                      Our late night, cattywampus attempt to protect the house.
Although we took a shower that night, everything still smelled like smoke; our food, our cats, our bed.  Regardless, I fell asleep quickly, thinking our firefighting days were over.

Fire 2011: Day 1

It does rain in Namibia, even sometimes in the desert.  But like any semi-tropical country, only in the rainy season.  That season ended about four months ago and is still about three away.  Conclusion: it is currently very dry here.  Result: fires start in a careless instant.

For the past couple of months, voices have been crying out over the CB in the kitchen; fire.  Fire here, come help.  Fire there, they need more hands.  Sometimes the smoke towers could be seen in the distance.  But it was always that, in the distance.  Until last week.

Monday we saw the smoke billowing out of the neighbor’s farm to the north.  We called them up, asked what happened.  Their neighbor on the other side had workers camping in the bush one night and their fire ran away.  Without telling anyone, they let it spread and so it arrived without warning on our neighbor’s doorstep.  We asked if we could help.  No, they had it under control.  Until Wednesday.

That morning we looked outside and the fire had climbed over the hill between us and appeared awfully close to our fence line.  Another fire was already deep into our fields but far from anything it could damage.  Seems something had escaped control. 

Another phone call.  They needed help this time.  The fire was approaching their camp with cattle and what was left of the grass they had to graze.  They needed a firebreak.  Quickly.  We headed over and met another crew ready to go.  We could see the smoke above the trees.  The fire was not far away.

What was fortunate was the camp with the fire was separated from the camp with the cows by the main road.  So all we had to do was burn the grass remaining between the road and the fire to take away its fuel.  And not let it jump the road.  We had a pick-up truck with an enormous tank of water and a power sprayer on the back in case it did.  They call these contraptions firefighters, sensibly.  Then we set a chunk of dead grass alight and dragged it along with a rake.  It was my first time actually starting a wildfire.

It spread quickly and we kept moving forward.  We had a long way to go before the border to our farm.

As we worked, more people staff from the farm showed up with more firefighters.  They started the firebreak heading in the opposite direction.  The owners of the farm, drove through from time to time to check on things.  The husband, calm as a bug in a rug.  The wife, frantic as the flames.  Just to make her feel better, her tire popped in the middle of it all.  I had to continually return to our truck and move it away from the growing flames and snap photos in between.  Sniffel seemed absolutely oblivious to what was going on. 

I walked along with some other fellas, setting fires with matches, or in their case, cigarettes, to speed up the process.  When our fire reached back into the bigger trees the flames grew to sizes I’ve never seen in my life.  They created thick, black smoke, blocking the sun, and made mid-morning feel like late afternoon. 

The other half of the crew finished their side and met us at the border to our farm.  The fire did, too.

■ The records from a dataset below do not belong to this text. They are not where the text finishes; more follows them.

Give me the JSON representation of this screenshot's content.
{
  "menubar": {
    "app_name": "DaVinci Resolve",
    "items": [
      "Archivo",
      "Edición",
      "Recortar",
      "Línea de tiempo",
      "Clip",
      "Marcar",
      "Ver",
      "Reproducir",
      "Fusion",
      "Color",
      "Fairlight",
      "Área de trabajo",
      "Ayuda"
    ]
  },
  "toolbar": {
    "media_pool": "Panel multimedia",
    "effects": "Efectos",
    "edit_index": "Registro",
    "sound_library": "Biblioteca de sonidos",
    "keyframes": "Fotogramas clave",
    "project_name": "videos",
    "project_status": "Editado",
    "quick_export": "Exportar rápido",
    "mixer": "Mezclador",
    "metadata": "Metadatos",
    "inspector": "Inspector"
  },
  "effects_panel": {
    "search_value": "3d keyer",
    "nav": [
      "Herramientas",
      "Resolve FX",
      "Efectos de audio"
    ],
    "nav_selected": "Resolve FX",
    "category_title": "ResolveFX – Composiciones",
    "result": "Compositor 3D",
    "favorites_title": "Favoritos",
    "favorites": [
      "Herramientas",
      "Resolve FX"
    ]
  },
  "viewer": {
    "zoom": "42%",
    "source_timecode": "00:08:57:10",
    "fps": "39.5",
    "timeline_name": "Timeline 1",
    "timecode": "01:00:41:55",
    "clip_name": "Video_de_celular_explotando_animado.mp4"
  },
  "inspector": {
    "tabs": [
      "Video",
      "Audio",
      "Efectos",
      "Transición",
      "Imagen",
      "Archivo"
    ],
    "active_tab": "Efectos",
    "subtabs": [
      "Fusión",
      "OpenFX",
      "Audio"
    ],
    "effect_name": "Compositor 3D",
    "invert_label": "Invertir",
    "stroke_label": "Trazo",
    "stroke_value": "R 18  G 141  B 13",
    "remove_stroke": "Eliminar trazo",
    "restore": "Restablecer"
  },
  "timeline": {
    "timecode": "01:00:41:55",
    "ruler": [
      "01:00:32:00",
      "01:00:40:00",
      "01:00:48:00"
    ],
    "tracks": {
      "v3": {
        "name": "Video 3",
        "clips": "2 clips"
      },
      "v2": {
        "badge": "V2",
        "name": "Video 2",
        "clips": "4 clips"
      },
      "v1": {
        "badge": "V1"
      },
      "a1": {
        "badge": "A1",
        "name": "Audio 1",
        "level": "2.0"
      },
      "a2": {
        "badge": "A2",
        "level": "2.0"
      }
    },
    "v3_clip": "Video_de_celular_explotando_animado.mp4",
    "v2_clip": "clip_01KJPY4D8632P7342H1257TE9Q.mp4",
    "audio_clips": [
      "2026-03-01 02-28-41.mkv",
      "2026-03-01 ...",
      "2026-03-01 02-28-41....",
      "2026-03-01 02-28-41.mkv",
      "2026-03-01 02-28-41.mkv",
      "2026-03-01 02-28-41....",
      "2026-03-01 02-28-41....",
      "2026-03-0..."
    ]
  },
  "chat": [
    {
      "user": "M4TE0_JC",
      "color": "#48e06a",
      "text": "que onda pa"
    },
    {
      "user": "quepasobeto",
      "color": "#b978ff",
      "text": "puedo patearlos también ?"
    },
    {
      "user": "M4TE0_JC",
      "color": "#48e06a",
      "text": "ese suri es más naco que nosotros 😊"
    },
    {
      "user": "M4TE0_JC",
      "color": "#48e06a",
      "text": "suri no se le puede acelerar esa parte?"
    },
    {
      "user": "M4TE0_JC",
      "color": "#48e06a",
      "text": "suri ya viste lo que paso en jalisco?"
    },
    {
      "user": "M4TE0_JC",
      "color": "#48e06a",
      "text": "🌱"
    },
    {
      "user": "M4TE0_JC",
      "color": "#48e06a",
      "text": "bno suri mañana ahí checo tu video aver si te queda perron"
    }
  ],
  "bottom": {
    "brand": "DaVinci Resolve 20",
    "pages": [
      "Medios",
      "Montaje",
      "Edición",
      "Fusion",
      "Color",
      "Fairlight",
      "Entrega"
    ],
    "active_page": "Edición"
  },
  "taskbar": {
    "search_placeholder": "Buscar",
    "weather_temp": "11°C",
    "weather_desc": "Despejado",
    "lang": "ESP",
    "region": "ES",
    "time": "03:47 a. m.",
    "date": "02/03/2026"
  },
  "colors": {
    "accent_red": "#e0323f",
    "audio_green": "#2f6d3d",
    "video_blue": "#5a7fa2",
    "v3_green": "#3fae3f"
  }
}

We closed what we could with a firebreak but some of it would just have to burn.  We went for a flight later in the evening to see where the fire might be heading, and the damage left in its wake.  It told us tomorrow would be a long day.

The fire found the neighbors’ house.  They were able to stop it without loss.

I came to call these “tree ghosts”.  Like a stick of incense, they fell in perfect form as they burned.  We would see many of them.